[Source information]

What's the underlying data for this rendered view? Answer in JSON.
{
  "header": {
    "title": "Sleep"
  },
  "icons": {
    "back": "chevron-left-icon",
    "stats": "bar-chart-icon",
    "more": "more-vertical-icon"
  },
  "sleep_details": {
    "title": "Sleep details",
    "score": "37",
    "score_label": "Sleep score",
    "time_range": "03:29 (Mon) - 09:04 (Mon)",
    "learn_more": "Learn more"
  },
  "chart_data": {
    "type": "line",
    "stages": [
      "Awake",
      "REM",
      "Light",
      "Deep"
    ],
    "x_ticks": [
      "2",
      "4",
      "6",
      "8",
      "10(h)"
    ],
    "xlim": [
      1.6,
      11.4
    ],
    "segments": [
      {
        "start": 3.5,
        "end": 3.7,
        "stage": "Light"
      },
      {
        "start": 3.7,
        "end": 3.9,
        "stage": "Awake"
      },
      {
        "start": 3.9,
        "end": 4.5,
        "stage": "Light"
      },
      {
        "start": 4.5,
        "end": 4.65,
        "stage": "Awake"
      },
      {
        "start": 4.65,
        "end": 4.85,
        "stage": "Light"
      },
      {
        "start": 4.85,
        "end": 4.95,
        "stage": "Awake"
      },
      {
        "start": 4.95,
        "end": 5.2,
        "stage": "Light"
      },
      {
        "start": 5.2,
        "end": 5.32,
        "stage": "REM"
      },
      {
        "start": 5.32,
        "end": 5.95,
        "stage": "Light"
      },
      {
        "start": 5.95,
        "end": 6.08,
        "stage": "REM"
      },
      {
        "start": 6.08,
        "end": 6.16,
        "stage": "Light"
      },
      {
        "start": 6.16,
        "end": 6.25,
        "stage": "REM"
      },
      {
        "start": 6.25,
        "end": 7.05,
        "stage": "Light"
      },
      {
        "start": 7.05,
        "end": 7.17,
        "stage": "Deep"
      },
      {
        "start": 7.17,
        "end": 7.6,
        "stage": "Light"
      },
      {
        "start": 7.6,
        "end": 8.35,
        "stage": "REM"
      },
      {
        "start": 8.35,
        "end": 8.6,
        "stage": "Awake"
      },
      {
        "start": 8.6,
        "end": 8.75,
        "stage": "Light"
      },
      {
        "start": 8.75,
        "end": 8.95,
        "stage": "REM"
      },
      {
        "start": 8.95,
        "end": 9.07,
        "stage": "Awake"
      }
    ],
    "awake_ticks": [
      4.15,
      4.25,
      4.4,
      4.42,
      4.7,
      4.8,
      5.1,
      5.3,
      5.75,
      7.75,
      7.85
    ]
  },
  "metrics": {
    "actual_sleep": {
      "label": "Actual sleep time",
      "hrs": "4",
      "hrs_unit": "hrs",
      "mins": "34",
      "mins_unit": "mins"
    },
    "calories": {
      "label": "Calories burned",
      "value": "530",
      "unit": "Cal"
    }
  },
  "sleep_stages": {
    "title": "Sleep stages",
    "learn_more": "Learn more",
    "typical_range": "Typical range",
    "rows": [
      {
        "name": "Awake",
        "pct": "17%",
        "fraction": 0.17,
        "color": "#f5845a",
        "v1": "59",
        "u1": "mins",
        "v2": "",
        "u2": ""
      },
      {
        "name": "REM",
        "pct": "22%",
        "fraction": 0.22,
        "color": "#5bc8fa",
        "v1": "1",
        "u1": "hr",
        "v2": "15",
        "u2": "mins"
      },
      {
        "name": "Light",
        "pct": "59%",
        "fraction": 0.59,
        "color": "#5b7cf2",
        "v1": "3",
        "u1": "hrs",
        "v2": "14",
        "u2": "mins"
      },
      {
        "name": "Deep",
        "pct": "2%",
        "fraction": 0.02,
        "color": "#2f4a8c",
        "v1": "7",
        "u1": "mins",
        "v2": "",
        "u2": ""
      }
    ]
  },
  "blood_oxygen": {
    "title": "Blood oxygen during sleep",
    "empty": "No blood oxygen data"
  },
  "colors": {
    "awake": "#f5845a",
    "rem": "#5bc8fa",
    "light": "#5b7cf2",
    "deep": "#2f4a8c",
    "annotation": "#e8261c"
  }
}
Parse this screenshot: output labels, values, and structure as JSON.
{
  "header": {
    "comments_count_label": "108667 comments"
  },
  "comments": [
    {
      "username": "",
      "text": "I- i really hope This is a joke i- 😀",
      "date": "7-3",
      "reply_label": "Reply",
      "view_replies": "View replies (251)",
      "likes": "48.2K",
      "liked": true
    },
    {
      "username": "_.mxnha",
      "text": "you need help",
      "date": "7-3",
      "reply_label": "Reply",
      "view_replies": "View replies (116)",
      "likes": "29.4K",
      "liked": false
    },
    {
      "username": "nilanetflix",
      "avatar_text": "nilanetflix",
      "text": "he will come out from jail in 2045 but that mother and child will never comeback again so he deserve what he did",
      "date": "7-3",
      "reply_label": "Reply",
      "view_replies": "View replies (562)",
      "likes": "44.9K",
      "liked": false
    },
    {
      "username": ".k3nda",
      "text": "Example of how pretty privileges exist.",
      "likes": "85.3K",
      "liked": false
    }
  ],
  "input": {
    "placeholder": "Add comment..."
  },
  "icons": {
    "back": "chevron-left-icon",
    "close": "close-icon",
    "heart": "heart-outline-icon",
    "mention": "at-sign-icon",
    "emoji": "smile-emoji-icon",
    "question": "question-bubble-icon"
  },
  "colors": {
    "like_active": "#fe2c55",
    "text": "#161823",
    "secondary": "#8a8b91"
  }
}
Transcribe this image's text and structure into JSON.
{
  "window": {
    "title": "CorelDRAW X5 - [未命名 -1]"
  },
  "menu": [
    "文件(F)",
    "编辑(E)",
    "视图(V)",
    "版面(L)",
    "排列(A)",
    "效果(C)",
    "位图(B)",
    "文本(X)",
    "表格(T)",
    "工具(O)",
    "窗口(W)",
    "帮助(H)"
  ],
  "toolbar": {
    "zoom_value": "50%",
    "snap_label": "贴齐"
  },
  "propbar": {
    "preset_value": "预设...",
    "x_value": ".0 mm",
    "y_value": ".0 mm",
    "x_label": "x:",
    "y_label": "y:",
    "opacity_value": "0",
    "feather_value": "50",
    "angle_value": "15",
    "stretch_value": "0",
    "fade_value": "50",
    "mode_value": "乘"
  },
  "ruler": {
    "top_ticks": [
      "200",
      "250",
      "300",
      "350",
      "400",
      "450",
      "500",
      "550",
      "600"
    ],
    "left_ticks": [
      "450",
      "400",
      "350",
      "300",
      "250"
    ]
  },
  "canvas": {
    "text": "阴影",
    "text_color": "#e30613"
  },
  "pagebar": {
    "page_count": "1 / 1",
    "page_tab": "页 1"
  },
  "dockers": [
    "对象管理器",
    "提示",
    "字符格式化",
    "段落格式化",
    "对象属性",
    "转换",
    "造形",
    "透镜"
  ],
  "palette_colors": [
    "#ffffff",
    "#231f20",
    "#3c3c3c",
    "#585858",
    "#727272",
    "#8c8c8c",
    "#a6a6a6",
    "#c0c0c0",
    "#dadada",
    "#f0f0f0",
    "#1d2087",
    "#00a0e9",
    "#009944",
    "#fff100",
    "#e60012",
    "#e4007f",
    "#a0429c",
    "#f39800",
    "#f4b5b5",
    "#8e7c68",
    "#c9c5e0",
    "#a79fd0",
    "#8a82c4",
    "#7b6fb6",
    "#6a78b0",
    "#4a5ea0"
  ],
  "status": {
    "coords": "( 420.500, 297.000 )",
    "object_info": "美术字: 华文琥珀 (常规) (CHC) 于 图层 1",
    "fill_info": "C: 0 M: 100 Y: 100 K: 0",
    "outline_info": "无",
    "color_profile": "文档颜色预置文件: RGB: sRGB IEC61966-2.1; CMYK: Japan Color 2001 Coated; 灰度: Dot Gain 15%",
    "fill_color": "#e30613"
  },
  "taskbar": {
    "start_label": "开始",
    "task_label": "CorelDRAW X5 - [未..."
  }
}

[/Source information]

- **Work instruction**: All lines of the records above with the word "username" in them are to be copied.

- **Task result**:
      "username": "",
      "username": "_.mxnha",
      "username": "nilanetflix",
      "username": ".k3nda",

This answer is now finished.